TASK TO COMPLETE: All that is needed is each line of the entries holding the word "specifications", copied as it stands.
RECORDED INFORMATION: Begin
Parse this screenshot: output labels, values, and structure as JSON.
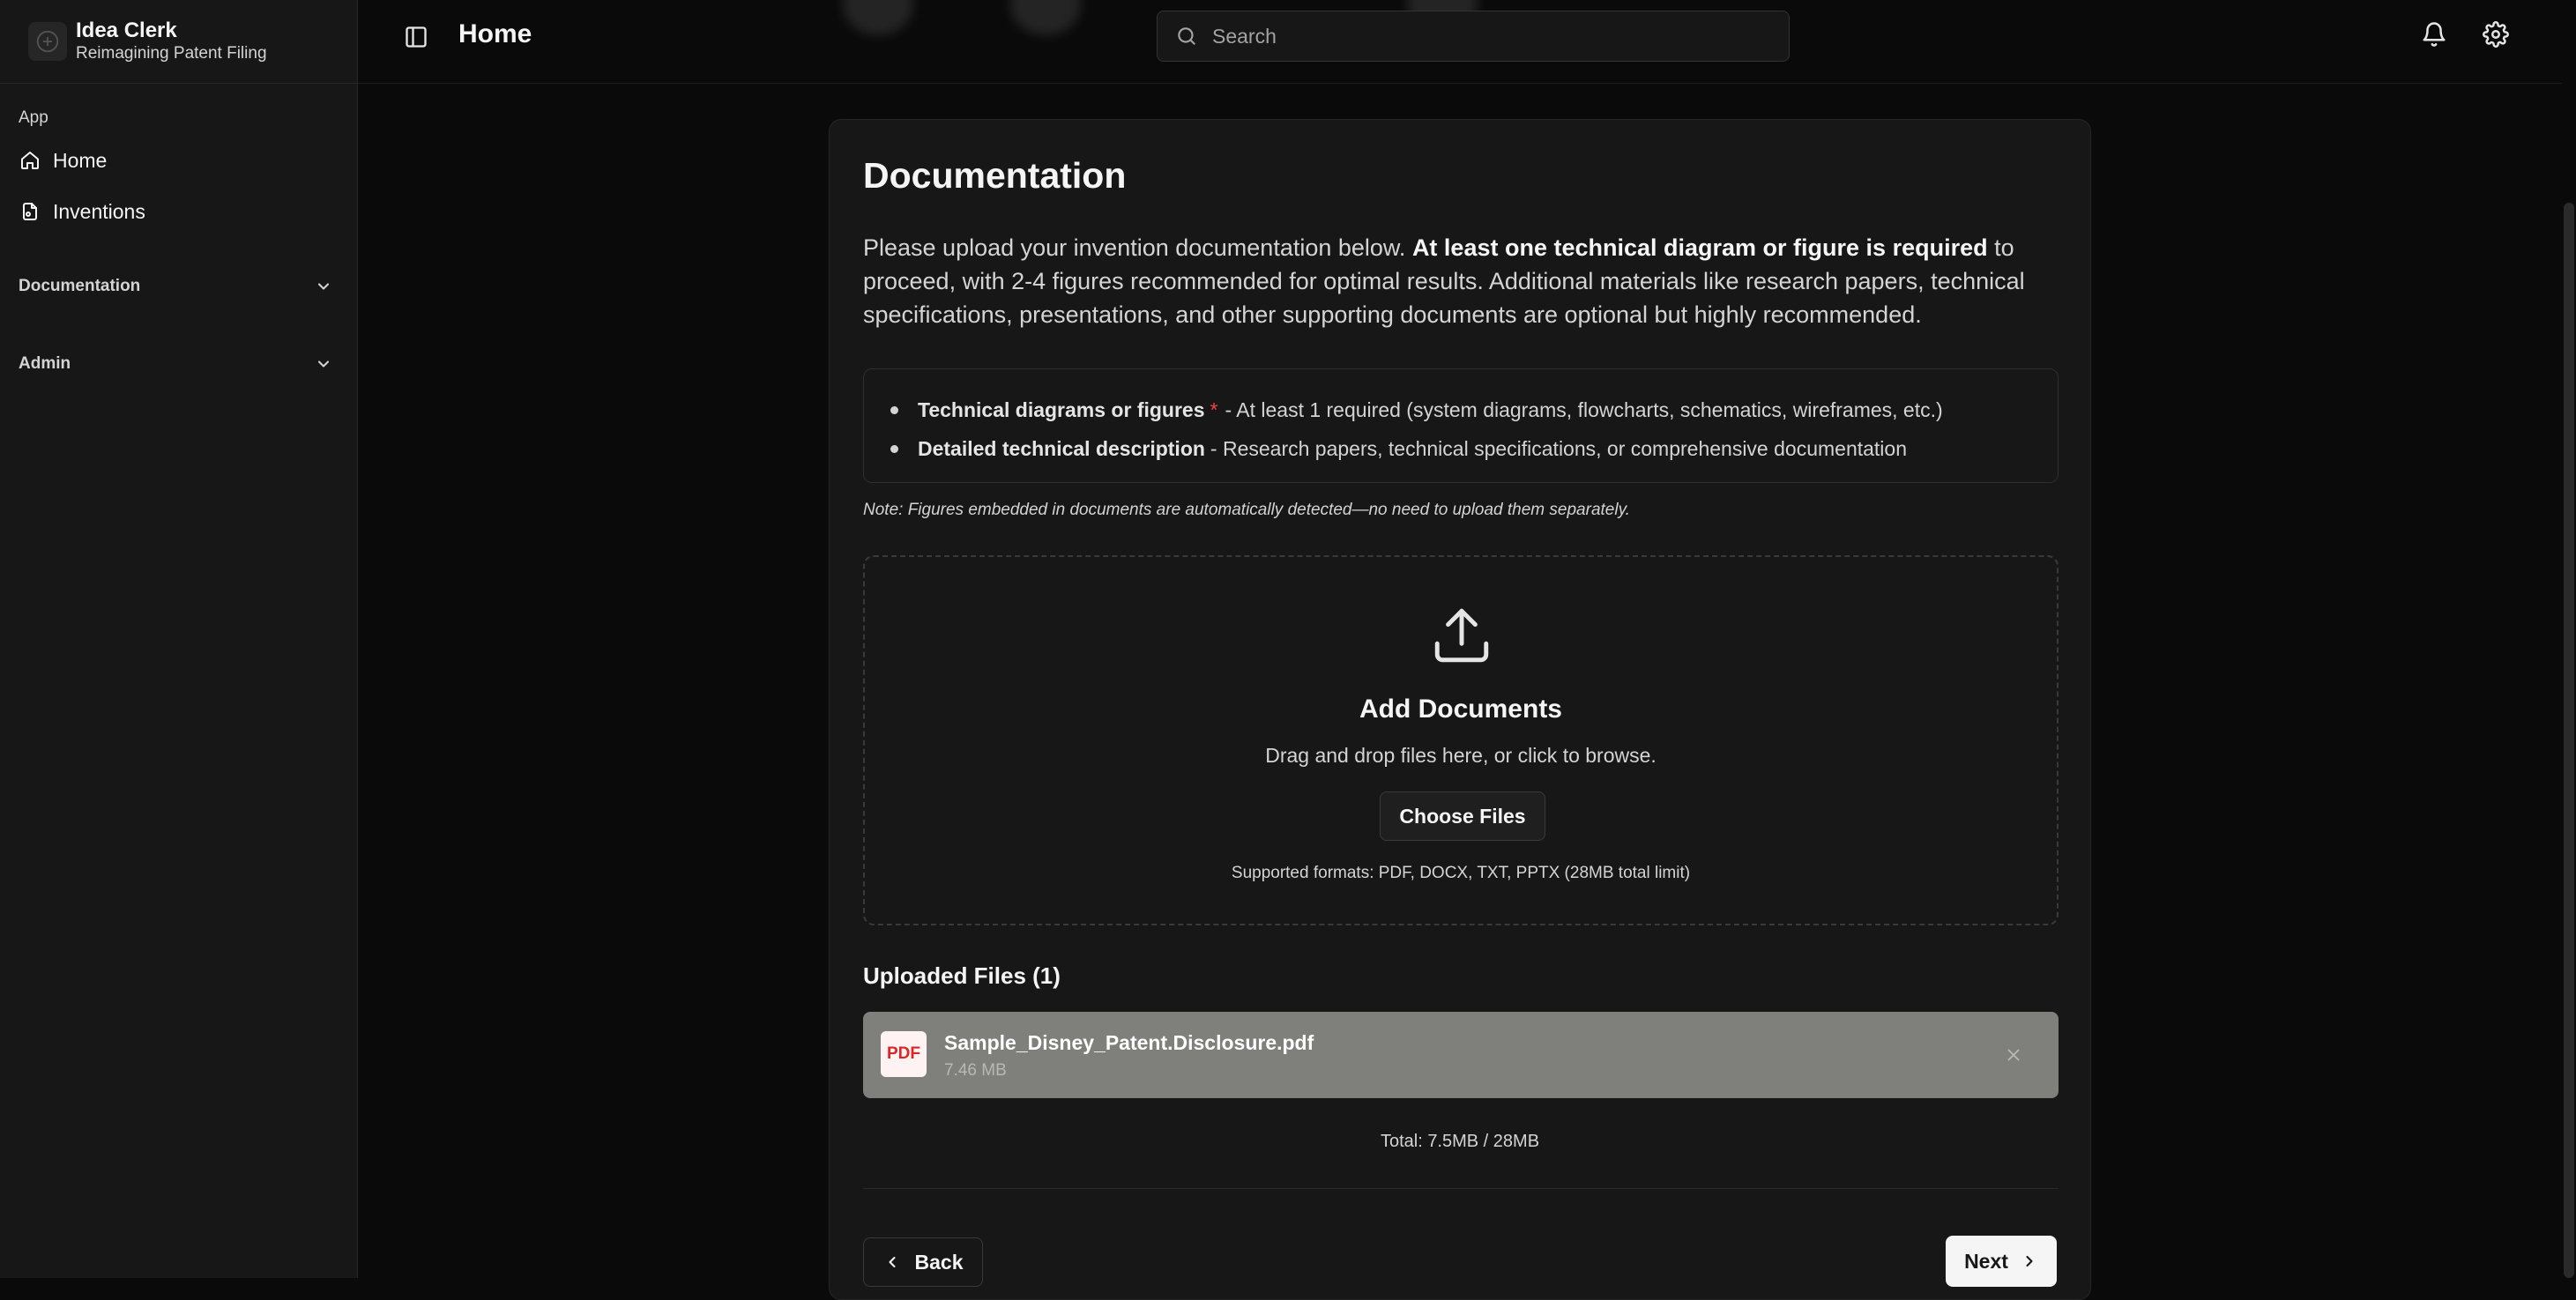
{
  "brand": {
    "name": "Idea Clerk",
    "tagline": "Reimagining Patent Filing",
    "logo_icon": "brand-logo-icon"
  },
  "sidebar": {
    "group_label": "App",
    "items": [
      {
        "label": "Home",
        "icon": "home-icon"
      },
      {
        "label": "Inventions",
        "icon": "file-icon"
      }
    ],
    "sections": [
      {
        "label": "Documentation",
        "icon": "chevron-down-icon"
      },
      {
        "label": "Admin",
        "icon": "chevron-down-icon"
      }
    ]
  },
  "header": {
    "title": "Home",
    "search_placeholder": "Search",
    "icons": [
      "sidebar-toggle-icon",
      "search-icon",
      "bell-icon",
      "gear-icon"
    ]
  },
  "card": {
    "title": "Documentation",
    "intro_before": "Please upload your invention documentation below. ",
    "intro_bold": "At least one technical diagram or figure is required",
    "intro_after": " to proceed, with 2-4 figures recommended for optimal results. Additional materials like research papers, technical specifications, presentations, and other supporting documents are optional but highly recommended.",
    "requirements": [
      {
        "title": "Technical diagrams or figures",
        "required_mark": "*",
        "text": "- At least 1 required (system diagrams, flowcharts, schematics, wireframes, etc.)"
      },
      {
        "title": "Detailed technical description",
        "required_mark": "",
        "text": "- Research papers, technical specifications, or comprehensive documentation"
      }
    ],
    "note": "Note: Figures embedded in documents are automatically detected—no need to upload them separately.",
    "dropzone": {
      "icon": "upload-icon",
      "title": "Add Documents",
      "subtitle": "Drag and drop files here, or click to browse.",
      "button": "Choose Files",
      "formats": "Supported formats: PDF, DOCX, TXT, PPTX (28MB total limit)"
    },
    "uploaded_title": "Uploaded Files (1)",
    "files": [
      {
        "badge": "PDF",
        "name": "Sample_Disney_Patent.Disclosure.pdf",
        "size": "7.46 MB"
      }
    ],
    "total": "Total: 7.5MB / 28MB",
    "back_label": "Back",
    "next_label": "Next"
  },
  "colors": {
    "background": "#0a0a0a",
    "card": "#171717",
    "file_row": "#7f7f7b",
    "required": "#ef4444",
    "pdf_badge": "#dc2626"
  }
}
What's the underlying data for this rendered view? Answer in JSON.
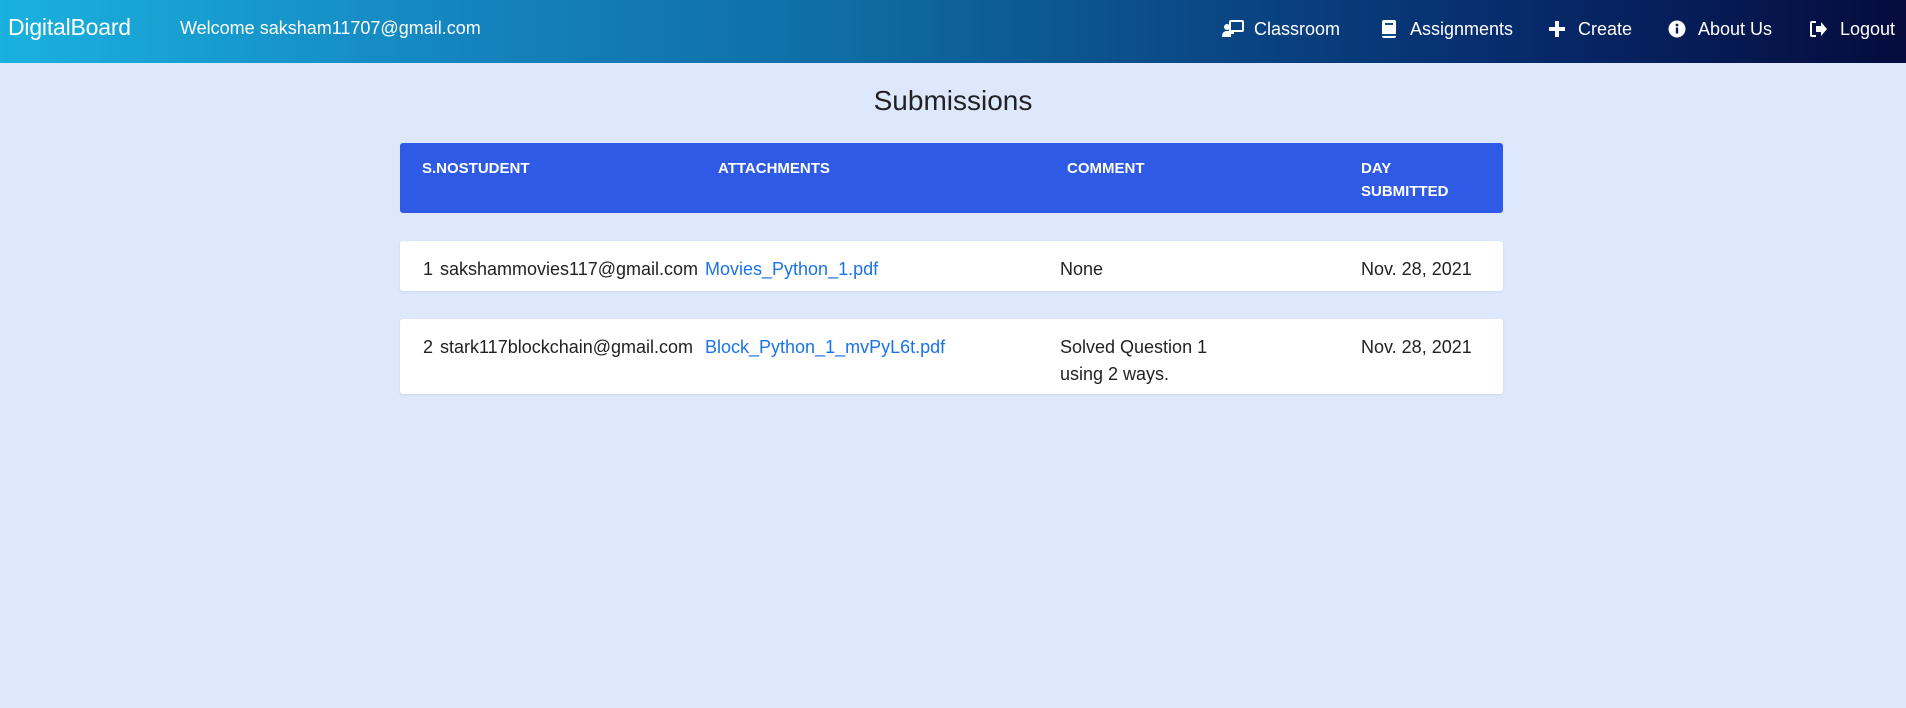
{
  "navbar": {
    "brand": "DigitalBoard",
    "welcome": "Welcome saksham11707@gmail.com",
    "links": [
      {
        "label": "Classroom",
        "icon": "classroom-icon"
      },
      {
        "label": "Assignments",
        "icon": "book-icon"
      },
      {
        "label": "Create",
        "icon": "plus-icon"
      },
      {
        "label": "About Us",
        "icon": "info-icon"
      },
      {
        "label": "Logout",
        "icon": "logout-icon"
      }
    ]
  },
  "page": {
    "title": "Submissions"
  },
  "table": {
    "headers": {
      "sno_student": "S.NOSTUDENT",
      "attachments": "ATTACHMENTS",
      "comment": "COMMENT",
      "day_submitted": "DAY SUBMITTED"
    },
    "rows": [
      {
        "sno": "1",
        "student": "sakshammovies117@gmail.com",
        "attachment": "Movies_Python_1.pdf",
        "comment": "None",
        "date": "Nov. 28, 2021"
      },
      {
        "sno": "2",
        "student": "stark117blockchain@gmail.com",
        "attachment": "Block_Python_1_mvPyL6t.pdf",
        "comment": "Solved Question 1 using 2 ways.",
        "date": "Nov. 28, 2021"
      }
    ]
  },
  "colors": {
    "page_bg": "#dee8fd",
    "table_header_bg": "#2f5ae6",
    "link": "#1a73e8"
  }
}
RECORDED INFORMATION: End
ANSWER TO THE EXERCISE:
    "intro_after": " to proceed, with 2-4 figures recommended for optimal results. Additional materials like research papers, technical specifications, presentations, and other supporting documents are optional but highly recommended.",
        "text": "- Research papers, technical specifications, or comprehensive documentation"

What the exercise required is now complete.